- Multiple international, national and community based organizations operating in Angola
- Women’s Limited Choice and Availability of Modern Contraception at Retail Outlets and Public-Sector Facilities in Luanda, Angola, 2012–2015
Despite high rates of unintended pregnancy, access to a wide range of contraceptive methods, especially injectables and long-acting reversible contraceptives (LARCs), is severely limited in both public and private facilities. Knowledge of contraceptive choices is likewise limited, yet a substantial proportion of women are not using their preferred method among the methods they know of.
- Towards Subsidized Malaria Rapid Diagnostic Tests. Lessons Learned from Programmes to Subsidise Artemisinin-Based Combination Therapies in the Private Sector: a Review
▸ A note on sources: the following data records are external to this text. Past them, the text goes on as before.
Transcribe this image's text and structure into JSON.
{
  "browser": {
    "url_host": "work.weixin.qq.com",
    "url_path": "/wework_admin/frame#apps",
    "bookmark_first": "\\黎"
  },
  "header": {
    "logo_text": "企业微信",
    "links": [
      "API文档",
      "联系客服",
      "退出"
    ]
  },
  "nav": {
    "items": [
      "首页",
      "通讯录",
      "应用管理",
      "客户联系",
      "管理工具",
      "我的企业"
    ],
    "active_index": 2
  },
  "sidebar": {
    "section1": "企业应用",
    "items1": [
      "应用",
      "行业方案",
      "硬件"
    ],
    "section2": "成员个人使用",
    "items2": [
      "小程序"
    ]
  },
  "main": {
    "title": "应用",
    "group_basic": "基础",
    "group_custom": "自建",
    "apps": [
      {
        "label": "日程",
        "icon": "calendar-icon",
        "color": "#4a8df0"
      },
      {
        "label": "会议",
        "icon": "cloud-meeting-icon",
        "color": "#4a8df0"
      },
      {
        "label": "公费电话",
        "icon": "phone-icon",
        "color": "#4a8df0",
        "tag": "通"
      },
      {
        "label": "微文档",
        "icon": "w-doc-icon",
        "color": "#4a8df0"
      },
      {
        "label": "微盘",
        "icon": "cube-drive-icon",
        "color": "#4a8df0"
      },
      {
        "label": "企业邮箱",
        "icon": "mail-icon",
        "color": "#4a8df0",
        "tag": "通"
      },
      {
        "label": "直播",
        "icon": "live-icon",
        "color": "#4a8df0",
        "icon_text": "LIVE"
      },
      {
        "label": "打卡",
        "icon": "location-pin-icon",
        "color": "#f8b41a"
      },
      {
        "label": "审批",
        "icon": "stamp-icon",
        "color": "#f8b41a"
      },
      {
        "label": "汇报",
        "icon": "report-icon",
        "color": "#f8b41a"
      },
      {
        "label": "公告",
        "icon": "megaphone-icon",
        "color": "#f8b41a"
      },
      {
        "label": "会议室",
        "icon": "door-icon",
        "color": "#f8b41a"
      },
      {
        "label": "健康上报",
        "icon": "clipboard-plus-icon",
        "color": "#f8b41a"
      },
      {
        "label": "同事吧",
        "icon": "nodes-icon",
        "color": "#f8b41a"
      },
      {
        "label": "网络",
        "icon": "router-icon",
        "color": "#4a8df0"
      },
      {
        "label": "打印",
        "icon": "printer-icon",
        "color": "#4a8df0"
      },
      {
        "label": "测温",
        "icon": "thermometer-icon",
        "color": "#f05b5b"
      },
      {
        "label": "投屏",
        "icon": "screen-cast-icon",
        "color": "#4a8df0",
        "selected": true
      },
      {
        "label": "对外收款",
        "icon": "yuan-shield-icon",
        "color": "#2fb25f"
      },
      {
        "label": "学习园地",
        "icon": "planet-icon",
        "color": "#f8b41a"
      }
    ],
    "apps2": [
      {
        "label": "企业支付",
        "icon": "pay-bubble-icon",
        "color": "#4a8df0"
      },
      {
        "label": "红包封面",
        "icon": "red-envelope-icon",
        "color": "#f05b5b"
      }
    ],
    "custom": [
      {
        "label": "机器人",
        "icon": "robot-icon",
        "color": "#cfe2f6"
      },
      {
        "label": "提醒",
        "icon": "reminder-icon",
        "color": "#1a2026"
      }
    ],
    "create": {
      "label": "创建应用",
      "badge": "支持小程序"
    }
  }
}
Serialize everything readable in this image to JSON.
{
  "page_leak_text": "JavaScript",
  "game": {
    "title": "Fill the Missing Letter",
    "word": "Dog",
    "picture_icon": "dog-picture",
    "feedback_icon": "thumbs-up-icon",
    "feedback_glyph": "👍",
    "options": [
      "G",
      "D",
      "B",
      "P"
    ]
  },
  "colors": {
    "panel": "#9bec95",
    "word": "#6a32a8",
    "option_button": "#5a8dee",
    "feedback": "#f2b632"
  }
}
Private sector subsidy programmes of ACTs have been effective in increasing availability of ACTs in the private sector and driving down average prices but struggled to crowd out antimalarial monotherapies. A subsidy of rapid diagnostic tests (RDTs) in the private sector has been recommended by governments and international donors to cope with over-treatment with ACTs and to delay the emergence of resistance to artemisinin. In order to improve the cost-effectiveness of co-paid RDTs, we should build on the lessons we learned from almost 10 years of private sector subsidy programmes of ACTs in malaria-endemic countries.
- Knowledge, Empowerment and Positive Social Norms as Drivers of Consistent Condom Use among Female Sex Workers in Angola
This presentation discusses a study with aimed to identify factors associated with consistent condom use among female sex workers (FSWs) with all their clients during the last month prior to the survey. The results inform evidence based programs aiming at reducing HIV risks among FSWs.
- Effectiveness of IPC and TV Ads on HIV Risk Reduction Behaviors Among FSW in Angola
Angola is a country in reconstruction after 30 years of war, that presumably limited the spread of HIV in the country. The program at hand included IPC activities such as promoting condom and lube use, referral to HIV testing, and reducing discrimination against key populations. Additionally, TV ads promoted condom use.
- Factors Associated with Consistent Condom Use with Non-Marital Partners among Truck Drivers and Assistants in Angola
In Angola, truck drivers are separated from their families for long periods of time, traveling through areas of high HIV prevalence and frequently reporting paying for sex in non-marital relationships. HIV prevalence among this population is 4%, twice that of men of the same age in the general population (UNAIDS, 2008). In 2013, PSI/Angola conducted a study to identify factors associated with consistent condom use among truck drivers and their assistants with non-marital female partners. This presentation reviews that study.
- 2012 Mid Year Region and Country Dashboards, East Africa
Mid-year East Africa region and country impact dashboards for 2012
- 2011 Region and Country Dashboards, Eastern Africa
Eastern Africa region and country impact dashboards for 2011
- Healthy Lives: Superheroes Protect Angolan Children
- PSI/Angola Safe Water Program
In order to reduce child mortality due to diarrhea, PSI/Angola launched Certeza, a point-of-use water treatment product, in April 2008.
- “Trust is Principal Barrier to Condom Use”
PSI researchers found that trust in one’s partner is the main reason for not using condoms with a marital or regular partner in Africa, and dislike of condoms is the most important reason for not using them with a casual partner, in what is apparently the first multi-country study of barriers to condom use.